◆ **Material provided**
★ ★ ★ ★ ★

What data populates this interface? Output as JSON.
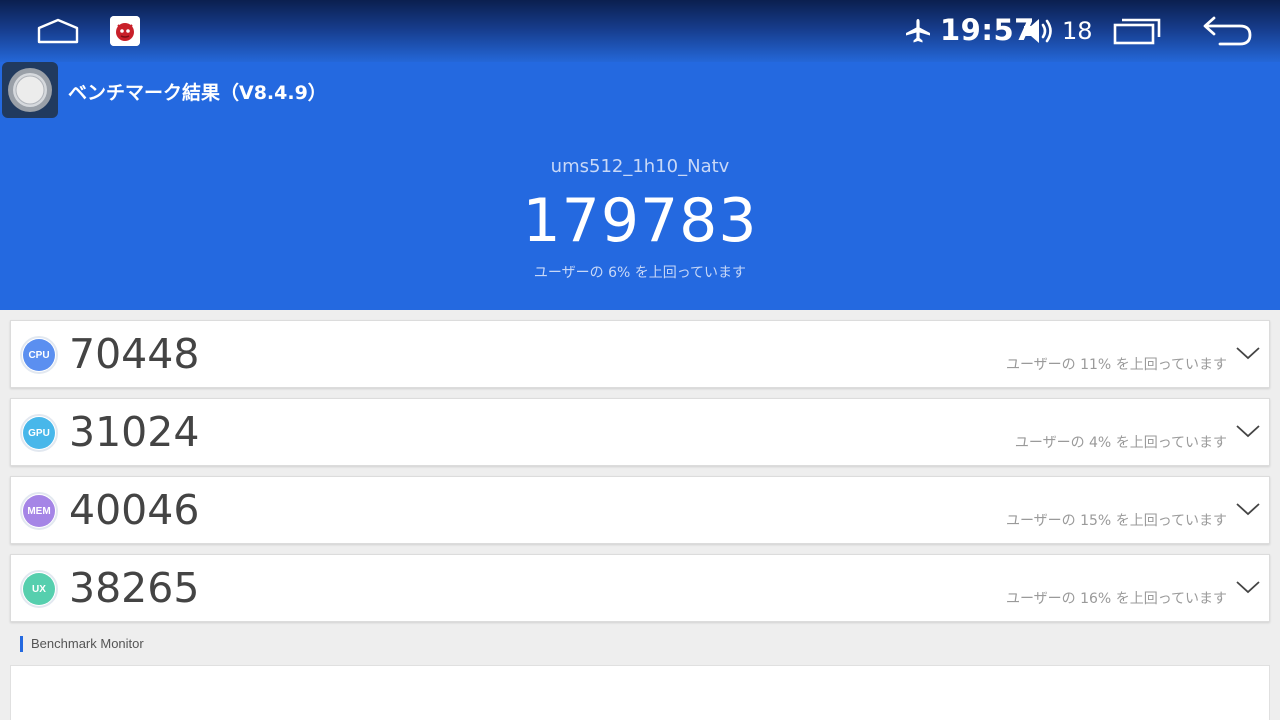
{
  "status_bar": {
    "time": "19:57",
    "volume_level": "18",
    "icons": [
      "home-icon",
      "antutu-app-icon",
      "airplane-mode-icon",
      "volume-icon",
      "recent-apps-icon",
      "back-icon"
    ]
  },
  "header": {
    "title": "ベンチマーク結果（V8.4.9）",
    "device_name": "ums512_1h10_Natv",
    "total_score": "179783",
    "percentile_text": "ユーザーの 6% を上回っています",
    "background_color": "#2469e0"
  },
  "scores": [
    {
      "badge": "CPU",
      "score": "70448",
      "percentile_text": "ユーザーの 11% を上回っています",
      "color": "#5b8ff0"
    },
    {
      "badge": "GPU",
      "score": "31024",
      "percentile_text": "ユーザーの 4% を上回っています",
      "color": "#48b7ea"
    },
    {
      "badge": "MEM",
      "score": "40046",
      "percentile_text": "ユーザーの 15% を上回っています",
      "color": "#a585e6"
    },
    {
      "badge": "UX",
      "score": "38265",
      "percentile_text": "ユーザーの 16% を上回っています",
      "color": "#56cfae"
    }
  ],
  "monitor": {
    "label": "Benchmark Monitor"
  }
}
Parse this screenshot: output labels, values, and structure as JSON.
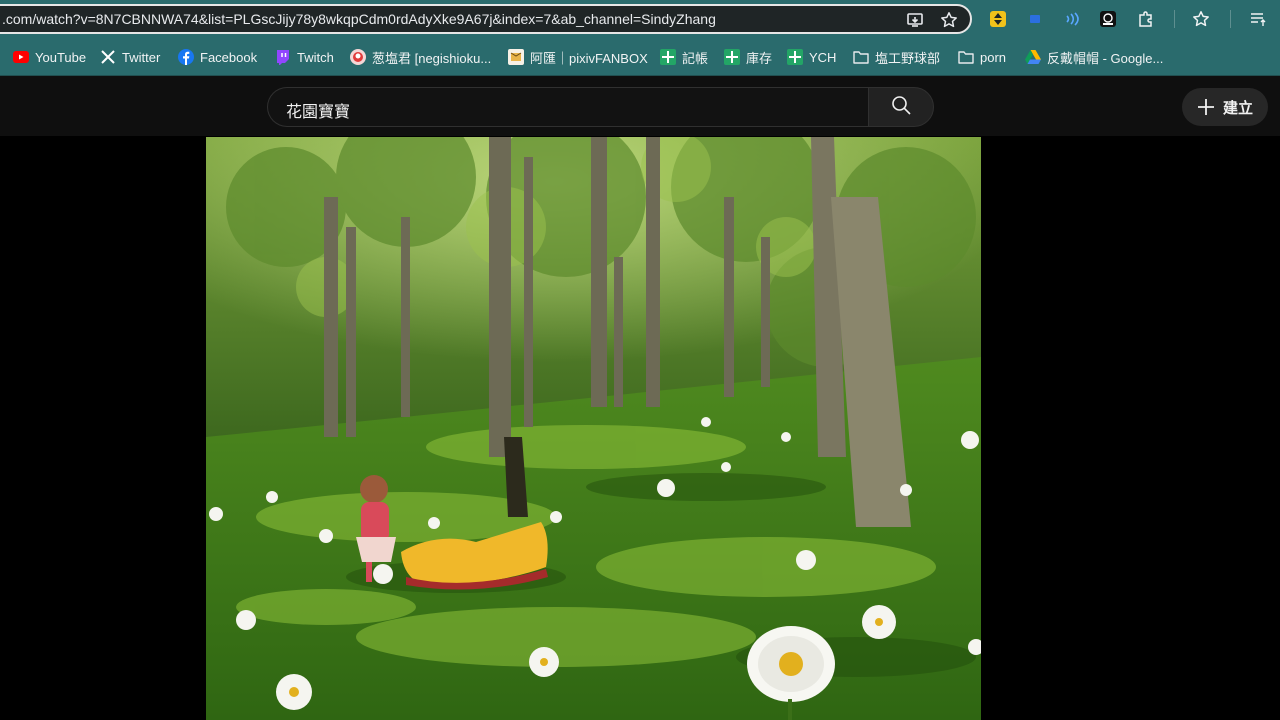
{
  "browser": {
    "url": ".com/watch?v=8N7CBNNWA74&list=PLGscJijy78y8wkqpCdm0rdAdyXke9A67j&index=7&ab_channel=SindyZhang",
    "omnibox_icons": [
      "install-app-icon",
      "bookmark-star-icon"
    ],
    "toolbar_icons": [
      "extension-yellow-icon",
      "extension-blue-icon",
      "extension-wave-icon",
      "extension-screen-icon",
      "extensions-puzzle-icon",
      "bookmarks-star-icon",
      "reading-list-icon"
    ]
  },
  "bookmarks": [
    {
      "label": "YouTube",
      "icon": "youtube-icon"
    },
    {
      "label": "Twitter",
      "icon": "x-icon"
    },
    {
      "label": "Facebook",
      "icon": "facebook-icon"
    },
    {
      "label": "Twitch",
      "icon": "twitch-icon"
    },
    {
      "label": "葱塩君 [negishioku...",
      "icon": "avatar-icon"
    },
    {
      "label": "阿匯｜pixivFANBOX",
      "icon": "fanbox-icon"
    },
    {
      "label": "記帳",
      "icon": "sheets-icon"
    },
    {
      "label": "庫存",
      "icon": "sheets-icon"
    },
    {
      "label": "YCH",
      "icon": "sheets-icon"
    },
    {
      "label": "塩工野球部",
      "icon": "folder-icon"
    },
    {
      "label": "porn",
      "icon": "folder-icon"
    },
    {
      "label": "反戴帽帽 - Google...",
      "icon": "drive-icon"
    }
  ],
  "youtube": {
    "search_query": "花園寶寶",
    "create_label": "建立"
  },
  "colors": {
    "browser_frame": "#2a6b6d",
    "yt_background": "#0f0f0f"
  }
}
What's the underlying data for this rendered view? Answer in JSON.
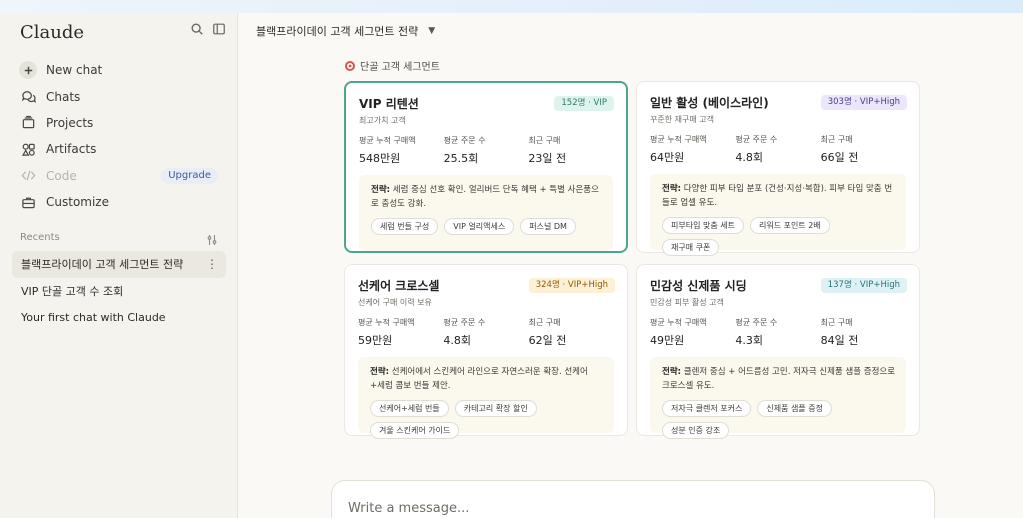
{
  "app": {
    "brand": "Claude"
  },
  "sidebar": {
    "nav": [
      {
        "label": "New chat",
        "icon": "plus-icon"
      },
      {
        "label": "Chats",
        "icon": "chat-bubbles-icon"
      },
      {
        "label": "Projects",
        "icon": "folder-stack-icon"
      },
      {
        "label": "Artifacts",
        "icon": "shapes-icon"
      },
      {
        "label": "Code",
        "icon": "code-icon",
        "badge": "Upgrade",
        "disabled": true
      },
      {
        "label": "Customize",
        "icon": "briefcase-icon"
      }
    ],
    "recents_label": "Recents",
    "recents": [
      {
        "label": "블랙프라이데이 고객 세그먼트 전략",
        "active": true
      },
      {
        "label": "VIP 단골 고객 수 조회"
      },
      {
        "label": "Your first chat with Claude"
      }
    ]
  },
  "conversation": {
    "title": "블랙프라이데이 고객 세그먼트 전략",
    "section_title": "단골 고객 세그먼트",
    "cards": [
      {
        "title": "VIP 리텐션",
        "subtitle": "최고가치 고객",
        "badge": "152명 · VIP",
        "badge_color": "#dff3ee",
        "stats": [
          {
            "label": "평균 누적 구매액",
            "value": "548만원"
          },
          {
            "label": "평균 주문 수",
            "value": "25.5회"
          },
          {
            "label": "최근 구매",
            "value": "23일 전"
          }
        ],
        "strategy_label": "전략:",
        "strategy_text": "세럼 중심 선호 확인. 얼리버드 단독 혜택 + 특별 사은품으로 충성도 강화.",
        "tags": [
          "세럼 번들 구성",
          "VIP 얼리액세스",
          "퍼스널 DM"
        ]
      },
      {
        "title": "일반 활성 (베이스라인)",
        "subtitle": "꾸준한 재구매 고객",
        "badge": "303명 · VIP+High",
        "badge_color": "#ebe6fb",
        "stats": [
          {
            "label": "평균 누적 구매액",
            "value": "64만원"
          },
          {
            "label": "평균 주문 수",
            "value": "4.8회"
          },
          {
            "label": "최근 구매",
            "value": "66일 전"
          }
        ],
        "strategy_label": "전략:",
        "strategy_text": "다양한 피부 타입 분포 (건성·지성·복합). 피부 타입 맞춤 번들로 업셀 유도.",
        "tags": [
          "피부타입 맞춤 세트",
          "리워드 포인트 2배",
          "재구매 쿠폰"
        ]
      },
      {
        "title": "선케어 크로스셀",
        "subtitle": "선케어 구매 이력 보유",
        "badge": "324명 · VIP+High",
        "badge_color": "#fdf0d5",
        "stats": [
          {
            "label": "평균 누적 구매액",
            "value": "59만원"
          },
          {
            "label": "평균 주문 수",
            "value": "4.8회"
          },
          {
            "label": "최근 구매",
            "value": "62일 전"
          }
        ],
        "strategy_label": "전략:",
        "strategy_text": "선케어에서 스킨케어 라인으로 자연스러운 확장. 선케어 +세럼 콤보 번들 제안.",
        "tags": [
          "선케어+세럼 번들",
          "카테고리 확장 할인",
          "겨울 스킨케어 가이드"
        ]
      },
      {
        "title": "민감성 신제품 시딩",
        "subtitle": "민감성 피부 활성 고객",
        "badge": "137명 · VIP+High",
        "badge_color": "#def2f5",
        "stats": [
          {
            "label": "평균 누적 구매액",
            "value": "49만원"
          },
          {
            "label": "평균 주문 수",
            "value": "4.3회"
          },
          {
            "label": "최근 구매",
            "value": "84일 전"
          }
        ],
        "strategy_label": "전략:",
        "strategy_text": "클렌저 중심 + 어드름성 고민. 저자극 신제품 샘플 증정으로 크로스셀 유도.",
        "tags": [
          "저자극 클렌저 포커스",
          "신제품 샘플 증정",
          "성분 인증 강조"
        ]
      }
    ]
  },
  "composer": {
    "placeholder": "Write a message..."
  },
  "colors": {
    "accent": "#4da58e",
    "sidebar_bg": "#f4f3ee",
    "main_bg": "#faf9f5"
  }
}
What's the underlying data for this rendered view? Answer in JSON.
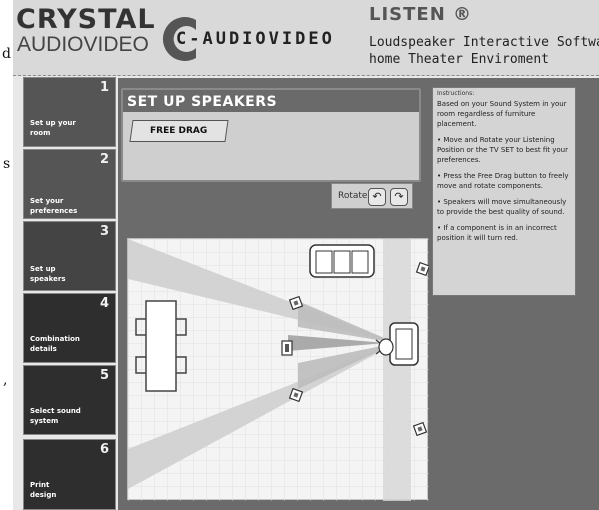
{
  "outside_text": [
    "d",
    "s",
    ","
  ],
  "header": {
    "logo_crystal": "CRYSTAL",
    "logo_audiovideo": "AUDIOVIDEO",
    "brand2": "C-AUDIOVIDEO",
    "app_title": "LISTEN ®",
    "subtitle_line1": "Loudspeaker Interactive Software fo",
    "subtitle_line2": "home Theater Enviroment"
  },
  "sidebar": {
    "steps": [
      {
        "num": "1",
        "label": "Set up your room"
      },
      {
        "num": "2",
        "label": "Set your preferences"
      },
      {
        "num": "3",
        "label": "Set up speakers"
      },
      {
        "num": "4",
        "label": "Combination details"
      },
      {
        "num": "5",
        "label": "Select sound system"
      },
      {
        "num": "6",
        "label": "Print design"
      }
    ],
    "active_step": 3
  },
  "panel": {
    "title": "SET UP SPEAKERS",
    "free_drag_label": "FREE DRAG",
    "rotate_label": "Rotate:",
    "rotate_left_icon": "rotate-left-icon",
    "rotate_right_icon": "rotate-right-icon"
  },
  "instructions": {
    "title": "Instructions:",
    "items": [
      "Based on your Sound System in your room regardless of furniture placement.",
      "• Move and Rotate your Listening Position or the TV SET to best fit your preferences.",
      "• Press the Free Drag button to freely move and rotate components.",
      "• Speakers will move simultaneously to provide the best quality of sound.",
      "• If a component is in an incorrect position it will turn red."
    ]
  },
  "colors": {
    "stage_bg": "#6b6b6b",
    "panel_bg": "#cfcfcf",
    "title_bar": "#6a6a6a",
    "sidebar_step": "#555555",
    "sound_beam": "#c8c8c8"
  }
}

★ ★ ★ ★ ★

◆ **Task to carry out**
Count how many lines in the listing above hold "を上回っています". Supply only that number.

◆ **Answer to this task**
5